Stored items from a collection
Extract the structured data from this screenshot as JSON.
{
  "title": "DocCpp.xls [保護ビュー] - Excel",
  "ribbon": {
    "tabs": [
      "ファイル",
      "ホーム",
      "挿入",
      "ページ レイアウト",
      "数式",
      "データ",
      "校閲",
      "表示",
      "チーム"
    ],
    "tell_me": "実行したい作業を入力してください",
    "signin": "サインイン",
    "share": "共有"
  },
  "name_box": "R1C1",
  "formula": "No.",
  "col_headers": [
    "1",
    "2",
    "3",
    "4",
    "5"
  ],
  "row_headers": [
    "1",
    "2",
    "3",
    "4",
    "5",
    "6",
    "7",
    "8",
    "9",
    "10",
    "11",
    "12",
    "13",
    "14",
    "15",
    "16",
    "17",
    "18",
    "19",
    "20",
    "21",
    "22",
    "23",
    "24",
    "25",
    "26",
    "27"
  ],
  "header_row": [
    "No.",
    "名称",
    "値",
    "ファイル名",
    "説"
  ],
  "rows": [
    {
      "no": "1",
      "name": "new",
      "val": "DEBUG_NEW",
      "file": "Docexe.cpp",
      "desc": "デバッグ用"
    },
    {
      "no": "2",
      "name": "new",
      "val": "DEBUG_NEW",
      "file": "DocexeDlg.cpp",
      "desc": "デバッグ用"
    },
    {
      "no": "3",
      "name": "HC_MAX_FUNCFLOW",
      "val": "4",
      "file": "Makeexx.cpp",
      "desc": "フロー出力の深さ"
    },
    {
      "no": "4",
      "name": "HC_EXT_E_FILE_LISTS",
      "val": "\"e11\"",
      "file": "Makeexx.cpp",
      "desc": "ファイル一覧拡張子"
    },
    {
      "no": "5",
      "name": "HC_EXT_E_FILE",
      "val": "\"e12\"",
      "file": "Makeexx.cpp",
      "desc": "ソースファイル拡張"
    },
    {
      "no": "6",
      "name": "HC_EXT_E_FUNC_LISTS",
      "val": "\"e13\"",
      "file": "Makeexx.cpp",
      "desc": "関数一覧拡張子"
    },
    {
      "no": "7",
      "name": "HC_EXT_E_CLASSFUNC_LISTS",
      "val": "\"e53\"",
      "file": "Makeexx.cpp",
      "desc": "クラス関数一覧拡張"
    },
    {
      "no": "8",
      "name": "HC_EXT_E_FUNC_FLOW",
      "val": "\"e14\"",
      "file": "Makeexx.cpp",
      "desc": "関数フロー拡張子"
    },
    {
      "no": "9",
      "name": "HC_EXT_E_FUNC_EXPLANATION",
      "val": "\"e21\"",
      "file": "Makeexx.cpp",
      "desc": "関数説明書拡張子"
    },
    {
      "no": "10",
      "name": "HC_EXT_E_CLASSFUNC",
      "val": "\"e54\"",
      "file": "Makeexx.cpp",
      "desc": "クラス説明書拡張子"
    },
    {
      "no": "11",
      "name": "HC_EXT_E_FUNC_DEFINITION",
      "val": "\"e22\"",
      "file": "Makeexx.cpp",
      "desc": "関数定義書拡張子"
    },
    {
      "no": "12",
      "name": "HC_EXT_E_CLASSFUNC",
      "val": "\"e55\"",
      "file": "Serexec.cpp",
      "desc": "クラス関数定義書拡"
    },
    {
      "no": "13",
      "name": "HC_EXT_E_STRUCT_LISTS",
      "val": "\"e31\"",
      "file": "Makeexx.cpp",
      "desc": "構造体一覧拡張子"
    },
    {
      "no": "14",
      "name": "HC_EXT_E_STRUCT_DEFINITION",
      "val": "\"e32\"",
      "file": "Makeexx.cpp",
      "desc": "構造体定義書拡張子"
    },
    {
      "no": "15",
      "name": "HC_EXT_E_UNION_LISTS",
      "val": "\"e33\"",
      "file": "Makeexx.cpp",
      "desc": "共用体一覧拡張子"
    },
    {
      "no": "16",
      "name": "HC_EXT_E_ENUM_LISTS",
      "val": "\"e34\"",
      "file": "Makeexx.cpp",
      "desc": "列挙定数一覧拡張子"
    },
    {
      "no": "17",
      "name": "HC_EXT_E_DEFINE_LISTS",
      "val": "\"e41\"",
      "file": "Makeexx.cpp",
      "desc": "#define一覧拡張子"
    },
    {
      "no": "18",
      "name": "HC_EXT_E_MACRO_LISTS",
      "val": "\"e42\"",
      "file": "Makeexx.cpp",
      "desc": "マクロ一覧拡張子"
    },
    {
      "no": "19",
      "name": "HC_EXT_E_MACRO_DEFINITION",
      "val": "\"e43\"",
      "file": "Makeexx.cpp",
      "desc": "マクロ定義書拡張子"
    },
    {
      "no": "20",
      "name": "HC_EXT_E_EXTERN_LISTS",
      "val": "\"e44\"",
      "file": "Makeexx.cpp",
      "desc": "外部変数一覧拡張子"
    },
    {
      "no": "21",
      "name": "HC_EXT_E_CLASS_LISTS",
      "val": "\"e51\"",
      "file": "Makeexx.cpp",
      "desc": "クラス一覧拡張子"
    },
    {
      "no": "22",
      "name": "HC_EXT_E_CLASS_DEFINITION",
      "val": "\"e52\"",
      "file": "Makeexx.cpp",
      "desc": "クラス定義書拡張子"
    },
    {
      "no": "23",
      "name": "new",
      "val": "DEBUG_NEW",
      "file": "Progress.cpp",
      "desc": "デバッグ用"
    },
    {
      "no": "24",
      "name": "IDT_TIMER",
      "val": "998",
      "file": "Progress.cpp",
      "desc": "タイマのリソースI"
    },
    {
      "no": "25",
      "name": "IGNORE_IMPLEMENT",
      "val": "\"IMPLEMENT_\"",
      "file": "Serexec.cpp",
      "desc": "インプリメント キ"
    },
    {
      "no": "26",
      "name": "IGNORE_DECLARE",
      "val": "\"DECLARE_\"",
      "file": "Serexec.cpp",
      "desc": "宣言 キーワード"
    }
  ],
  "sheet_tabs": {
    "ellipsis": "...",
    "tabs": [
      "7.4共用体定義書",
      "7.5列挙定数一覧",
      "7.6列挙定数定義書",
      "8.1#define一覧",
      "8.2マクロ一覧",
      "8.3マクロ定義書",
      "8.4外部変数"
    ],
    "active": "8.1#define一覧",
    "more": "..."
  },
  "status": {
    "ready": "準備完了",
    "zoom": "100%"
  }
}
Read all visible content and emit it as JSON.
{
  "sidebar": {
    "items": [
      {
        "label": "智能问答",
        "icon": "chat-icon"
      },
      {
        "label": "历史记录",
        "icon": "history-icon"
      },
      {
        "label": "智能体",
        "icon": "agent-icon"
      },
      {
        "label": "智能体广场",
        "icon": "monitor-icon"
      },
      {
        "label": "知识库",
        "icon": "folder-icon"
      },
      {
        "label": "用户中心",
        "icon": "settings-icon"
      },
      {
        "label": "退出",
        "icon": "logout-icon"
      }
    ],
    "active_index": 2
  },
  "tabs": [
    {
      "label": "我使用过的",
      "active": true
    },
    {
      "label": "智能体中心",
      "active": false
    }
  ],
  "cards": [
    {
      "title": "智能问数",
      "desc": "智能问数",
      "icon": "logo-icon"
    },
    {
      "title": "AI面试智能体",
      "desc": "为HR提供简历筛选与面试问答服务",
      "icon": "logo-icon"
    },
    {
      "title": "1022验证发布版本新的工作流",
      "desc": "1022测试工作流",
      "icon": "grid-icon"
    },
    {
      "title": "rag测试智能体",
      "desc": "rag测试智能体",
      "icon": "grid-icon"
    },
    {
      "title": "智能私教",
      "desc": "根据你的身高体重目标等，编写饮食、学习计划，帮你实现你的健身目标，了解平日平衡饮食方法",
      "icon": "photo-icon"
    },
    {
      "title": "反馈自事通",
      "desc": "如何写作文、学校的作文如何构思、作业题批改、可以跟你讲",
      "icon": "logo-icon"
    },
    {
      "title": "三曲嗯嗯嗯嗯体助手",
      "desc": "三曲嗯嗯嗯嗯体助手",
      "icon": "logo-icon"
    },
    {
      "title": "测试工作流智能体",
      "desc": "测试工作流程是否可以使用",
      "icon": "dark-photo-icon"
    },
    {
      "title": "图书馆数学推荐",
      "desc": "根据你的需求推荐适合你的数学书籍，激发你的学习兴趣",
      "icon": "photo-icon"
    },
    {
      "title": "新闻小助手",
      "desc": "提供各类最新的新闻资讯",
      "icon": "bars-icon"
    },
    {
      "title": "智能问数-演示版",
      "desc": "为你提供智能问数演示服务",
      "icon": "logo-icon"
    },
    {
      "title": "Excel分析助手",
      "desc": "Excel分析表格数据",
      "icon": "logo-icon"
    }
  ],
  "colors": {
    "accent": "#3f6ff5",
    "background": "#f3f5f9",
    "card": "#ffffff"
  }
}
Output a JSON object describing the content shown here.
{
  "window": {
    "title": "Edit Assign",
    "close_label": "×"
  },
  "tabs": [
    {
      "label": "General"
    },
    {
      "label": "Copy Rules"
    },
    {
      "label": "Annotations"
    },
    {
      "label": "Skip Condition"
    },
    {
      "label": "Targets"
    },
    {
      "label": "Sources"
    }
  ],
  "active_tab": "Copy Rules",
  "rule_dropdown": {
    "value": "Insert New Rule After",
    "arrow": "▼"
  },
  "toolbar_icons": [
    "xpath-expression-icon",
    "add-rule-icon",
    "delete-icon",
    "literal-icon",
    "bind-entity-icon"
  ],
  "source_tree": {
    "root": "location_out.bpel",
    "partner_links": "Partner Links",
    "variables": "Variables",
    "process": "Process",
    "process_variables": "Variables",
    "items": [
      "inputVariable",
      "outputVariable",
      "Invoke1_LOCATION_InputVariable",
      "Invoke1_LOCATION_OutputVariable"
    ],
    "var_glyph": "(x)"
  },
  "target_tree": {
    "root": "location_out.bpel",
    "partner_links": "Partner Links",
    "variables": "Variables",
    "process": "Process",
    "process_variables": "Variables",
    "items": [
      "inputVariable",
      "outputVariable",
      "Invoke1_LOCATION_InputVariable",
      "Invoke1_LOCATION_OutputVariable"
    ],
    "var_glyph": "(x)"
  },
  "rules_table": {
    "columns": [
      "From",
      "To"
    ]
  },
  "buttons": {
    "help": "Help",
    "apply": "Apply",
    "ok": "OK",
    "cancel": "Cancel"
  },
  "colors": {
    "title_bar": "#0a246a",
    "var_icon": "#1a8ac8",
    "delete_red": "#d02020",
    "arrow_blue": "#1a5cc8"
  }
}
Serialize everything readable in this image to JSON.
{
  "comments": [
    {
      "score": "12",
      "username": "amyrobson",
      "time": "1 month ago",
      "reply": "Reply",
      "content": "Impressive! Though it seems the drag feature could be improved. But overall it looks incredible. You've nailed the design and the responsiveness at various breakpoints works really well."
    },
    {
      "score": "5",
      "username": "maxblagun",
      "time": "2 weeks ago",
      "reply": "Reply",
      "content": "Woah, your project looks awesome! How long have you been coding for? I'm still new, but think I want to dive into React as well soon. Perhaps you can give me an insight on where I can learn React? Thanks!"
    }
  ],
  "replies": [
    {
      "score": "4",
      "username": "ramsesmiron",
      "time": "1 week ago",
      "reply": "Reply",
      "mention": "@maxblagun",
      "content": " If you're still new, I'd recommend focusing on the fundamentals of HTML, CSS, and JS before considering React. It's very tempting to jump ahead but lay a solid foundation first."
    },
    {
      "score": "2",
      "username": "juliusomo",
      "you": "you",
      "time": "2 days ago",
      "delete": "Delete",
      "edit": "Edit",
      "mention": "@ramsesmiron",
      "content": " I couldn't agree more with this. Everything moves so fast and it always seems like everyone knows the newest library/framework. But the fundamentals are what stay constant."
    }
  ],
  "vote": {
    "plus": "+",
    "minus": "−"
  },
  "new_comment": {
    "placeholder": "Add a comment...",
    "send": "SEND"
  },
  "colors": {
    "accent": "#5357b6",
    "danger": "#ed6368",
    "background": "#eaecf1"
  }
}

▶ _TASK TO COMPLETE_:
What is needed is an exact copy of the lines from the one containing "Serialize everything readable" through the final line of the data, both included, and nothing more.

▶ _ANSWER_:
Serialize everything readable in this image to JSON.
{
  "comments": [
    {
      "score": "12",
      "username": "amyrobson",
      "time": "1 month ago",
      "reply": "Reply",
      "content": "Impressive! Though it seems the drag feature could be improved. But overall it looks incredible. You've nailed the design and the responsiveness at various breakpoints works really well."
    },
    {
      "score": "5",
      "username": "maxblagun",
      "time": "2 weeks ago",
      "reply": "Reply",
      "content": "Woah, your project looks awesome! How long have you been coding for? I'm still new, but think I want to dive into React as well soon. Perhaps you can give me an insight on where I can learn React? Thanks!"
    }
  ],
  "replies": [
    {
      "score": "4",
      "username": "ramsesmiron",
      "time": "1 week ago",
      "reply": "Reply",
      "mention": "@maxblagun",
      "content": " If you're still new, I'd recommend focusing on the fundamentals of HTML, CSS, and JS before considering React. It's very tempting to jump ahead but lay a solid foundation first."
    },
    {
      "score": "2",
      "username": "juliusomo",
      "you": "you",
      "time": "2 days ago",
      "delete": "Delete",
      "edit": "Edit",
      "mention": "@ramsesmiron",
      "content": " I couldn't agree more with this. Everything moves so fast and it always seems like everyone knows the newest library/framework. But the fundamentals are what stay constant."
    }
  ],
  "vote": {
    "plus": "+",
    "minus": "−"
  },
  "new_comment": {
    "placeholder": "Add a comment...",
    "send": "SEND"
  },
  "colors": {
    "accent": "#5357b6",
    "danger": "#ed6368",
    "background": "#eaecf1"
  }
}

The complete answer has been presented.